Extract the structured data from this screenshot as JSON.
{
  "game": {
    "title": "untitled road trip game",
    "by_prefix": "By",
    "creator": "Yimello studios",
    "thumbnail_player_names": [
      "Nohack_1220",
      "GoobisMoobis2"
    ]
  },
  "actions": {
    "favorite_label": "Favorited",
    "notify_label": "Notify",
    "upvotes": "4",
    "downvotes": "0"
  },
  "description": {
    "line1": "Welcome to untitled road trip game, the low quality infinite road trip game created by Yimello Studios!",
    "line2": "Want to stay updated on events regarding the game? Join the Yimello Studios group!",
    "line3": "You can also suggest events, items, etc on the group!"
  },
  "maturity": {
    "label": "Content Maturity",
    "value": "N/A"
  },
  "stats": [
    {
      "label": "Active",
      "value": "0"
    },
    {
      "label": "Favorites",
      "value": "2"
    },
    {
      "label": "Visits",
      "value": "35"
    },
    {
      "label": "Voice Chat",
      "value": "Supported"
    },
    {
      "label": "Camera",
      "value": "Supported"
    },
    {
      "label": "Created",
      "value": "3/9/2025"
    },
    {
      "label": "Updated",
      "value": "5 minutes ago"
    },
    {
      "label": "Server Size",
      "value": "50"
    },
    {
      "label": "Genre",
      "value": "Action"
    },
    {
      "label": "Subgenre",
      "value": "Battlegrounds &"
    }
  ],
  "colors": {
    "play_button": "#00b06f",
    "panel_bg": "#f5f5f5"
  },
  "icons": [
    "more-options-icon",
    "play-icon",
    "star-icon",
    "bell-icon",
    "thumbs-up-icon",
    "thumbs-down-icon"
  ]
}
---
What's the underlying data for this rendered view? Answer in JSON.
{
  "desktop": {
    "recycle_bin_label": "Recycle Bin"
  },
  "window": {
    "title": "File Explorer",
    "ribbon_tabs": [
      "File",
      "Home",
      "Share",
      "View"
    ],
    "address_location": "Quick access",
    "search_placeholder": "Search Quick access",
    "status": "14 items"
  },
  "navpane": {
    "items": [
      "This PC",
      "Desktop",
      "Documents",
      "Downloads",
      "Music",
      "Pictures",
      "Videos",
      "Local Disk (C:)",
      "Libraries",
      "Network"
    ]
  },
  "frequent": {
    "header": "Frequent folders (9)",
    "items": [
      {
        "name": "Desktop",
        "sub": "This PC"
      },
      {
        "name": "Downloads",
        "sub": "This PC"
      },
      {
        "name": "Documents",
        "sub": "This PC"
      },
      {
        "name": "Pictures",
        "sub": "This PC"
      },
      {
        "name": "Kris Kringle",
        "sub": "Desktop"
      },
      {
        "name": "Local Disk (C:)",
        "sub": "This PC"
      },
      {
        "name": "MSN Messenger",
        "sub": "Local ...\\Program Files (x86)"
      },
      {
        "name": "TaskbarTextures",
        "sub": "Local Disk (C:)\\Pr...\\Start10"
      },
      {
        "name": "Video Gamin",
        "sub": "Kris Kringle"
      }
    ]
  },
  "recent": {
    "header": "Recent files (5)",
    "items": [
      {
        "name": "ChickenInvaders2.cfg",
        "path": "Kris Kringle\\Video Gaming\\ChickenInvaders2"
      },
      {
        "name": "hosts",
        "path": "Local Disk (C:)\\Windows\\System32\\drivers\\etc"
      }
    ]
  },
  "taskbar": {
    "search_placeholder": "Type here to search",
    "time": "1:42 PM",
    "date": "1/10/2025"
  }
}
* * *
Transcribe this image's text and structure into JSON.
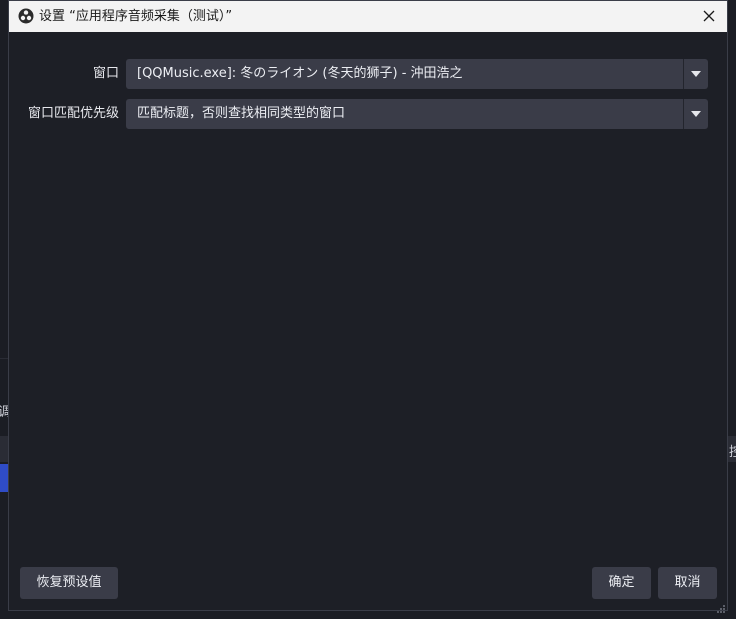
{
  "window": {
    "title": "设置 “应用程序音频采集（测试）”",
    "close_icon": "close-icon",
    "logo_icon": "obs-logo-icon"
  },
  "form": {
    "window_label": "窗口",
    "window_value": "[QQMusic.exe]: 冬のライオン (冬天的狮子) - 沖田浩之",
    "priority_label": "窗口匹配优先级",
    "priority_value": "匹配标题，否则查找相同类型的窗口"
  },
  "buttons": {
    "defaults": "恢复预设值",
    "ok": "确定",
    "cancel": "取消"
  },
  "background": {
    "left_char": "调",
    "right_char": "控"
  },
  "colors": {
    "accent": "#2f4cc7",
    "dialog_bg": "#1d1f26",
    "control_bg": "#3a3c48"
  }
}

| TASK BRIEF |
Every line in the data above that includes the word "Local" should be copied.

| ANSWER SPACE |
      "Local Disk (C:)",
        "name": "Local Disk (C:)",
        "sub": "Local ...\\Program Files (x86)"
        "sub": "Local Disk (C:)\\Pr...\\Start10"
        "path": "Local Disk (C:)\\Windows\\System32\\drivers\\etc"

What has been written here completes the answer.